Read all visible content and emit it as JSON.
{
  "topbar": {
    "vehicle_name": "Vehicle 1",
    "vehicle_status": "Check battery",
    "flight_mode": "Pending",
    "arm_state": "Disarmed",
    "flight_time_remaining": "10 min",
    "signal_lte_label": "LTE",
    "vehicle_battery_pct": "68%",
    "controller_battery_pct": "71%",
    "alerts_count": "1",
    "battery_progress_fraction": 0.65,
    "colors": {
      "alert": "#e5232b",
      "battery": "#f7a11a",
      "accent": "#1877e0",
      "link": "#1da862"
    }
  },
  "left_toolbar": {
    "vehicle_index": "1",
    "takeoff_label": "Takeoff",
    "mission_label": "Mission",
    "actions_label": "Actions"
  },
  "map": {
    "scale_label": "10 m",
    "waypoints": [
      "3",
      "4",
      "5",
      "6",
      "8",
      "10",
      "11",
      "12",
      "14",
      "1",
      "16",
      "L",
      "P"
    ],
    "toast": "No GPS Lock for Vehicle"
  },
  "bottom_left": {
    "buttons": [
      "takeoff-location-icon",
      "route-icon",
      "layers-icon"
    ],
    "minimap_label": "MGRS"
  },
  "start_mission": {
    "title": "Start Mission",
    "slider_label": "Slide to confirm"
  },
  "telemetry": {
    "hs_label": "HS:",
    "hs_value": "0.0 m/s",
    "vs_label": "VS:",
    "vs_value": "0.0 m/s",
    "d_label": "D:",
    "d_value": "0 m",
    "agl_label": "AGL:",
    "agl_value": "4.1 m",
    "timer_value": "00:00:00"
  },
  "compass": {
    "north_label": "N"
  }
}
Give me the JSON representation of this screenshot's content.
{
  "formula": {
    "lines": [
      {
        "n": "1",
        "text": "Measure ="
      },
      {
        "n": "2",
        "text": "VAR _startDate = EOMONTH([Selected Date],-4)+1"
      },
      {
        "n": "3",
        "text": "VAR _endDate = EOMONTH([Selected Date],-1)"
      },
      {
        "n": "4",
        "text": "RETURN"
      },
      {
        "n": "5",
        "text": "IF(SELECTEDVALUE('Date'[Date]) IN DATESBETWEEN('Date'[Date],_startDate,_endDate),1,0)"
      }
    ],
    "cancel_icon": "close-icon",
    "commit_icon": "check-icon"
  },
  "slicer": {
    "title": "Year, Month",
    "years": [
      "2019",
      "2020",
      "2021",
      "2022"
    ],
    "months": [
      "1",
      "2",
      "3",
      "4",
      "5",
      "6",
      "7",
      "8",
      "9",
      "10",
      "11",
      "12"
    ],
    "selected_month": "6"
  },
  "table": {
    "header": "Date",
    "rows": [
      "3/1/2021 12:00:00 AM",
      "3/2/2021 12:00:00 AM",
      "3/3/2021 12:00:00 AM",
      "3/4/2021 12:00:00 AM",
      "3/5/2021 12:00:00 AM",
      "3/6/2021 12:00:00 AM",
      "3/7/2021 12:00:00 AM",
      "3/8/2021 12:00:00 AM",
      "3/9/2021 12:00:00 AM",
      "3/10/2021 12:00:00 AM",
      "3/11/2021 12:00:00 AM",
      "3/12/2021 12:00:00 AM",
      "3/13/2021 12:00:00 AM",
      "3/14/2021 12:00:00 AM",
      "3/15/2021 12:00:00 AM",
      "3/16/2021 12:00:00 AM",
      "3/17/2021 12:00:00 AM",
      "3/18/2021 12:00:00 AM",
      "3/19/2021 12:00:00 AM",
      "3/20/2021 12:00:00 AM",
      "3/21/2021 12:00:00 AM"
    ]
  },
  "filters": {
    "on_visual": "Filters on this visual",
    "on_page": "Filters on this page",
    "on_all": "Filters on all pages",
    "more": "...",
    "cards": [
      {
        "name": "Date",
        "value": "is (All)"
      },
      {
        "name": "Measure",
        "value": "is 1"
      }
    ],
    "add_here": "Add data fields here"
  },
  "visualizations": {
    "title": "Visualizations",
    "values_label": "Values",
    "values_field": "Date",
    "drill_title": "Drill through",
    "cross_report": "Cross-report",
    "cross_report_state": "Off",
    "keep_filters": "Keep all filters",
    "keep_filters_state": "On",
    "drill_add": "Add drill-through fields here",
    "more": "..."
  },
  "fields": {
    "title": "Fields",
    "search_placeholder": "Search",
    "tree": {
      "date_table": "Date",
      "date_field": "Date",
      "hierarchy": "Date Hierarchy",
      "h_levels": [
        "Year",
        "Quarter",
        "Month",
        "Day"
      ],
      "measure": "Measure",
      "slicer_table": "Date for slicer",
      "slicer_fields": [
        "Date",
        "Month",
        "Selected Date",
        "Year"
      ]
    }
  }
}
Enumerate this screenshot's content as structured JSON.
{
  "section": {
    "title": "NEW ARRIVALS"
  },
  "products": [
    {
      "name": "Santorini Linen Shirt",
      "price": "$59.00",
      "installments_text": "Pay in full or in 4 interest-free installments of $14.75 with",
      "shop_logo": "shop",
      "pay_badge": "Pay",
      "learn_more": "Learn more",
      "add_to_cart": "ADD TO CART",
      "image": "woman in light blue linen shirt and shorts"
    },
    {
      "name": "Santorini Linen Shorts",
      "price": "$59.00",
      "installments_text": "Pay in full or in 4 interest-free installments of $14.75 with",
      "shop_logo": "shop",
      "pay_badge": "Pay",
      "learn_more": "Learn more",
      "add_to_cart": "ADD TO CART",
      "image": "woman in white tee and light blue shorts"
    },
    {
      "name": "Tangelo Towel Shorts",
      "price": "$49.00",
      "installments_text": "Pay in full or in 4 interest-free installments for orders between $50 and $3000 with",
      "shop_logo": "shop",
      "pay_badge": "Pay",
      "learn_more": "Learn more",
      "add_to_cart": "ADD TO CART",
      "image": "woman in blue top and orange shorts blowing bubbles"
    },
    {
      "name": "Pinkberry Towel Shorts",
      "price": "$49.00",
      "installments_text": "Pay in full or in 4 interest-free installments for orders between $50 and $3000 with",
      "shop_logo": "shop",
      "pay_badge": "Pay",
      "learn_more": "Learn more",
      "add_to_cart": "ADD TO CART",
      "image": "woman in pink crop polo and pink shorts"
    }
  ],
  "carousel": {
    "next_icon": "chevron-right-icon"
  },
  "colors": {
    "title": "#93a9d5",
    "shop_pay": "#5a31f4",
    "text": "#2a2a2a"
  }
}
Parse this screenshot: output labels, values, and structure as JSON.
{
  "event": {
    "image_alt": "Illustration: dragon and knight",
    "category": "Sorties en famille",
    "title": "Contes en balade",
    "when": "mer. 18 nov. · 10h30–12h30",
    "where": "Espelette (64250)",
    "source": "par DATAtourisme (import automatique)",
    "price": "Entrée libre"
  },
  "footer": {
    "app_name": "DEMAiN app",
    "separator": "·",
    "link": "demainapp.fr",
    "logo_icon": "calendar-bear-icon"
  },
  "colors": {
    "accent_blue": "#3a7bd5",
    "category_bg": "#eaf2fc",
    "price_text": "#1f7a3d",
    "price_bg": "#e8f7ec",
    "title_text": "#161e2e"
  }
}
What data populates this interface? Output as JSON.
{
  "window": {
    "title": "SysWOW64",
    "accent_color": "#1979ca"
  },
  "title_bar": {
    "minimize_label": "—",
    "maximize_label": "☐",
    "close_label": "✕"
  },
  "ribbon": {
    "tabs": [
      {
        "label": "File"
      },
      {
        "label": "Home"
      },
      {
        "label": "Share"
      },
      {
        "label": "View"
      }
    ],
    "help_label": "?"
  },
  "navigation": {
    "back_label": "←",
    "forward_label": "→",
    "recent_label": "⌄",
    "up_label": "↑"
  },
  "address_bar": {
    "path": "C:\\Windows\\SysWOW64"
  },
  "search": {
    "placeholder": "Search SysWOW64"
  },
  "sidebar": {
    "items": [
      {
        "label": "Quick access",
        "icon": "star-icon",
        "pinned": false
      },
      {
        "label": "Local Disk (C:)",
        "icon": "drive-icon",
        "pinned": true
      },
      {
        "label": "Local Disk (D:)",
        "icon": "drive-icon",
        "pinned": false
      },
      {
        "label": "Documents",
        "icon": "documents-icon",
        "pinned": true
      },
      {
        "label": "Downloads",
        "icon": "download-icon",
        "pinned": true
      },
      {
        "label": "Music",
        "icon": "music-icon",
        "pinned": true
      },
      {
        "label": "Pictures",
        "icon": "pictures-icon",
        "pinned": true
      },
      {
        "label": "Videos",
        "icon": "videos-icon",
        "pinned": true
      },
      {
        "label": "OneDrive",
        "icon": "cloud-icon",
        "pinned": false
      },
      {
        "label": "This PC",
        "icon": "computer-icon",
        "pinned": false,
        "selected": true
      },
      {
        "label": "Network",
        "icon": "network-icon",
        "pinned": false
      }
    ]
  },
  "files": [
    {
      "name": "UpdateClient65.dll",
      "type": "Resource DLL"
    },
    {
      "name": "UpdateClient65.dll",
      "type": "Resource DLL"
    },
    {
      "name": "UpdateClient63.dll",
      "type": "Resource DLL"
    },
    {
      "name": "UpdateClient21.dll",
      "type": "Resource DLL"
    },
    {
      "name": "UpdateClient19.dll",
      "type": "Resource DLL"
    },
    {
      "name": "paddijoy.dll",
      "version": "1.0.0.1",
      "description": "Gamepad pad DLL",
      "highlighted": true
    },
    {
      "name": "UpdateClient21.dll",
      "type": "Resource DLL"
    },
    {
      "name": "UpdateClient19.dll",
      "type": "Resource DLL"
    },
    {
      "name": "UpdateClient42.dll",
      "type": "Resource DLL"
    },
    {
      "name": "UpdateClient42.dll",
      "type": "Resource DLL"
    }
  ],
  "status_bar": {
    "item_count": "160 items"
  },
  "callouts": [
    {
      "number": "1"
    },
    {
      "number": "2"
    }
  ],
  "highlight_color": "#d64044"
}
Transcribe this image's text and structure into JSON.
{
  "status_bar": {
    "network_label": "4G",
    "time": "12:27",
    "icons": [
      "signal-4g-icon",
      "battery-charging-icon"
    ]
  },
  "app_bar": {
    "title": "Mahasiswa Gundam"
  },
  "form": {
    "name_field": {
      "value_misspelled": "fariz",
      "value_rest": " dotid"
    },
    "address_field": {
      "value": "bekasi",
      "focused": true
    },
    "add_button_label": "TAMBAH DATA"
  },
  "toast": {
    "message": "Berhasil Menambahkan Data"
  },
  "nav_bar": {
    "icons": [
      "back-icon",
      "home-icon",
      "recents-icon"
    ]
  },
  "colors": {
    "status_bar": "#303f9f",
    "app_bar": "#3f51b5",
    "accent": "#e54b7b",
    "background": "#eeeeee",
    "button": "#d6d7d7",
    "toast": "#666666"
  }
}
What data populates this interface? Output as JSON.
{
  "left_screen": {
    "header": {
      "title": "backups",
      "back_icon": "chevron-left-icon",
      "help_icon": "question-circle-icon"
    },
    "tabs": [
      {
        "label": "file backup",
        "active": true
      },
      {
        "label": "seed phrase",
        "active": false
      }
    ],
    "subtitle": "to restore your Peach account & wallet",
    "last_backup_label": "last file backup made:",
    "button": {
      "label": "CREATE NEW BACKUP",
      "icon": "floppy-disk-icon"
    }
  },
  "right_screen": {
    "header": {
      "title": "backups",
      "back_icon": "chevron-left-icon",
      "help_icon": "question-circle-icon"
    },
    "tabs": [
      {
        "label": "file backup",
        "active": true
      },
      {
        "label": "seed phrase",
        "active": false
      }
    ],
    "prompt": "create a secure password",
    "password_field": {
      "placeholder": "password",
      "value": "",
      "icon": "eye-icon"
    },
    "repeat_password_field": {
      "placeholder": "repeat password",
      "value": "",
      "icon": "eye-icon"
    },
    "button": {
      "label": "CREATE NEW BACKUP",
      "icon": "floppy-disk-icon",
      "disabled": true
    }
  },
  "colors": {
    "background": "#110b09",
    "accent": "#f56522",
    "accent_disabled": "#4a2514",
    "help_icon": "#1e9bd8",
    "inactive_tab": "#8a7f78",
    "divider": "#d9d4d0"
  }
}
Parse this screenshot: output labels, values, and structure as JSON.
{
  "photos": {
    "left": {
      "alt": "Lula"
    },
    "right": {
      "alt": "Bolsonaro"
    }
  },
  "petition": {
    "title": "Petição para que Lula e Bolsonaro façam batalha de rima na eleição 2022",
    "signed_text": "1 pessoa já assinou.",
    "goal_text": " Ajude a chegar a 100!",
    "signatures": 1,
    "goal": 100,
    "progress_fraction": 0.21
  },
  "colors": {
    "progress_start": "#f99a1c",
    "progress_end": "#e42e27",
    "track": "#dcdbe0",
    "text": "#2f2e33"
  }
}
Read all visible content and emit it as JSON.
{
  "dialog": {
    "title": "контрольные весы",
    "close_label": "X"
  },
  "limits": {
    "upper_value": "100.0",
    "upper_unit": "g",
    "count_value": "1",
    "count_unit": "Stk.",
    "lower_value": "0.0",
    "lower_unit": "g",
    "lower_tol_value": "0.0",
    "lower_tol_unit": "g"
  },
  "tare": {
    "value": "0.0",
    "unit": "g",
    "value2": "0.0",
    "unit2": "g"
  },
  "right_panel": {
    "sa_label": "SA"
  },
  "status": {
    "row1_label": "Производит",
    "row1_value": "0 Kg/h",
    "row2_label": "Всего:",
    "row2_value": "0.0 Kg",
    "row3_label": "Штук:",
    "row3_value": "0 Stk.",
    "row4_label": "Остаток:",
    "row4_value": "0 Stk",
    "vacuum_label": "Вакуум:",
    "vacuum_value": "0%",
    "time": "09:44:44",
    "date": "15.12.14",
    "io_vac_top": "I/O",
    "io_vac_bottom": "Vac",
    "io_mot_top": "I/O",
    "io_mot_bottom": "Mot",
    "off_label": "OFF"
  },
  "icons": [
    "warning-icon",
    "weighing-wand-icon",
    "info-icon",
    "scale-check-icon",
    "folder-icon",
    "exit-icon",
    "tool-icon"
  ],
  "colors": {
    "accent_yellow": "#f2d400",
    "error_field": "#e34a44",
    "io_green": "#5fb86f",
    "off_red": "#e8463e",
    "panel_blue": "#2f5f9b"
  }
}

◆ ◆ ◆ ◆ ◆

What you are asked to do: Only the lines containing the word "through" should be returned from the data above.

Answer area:
    "drill_title": "Drill through",
    "drill_add": "Add drill-through fields here",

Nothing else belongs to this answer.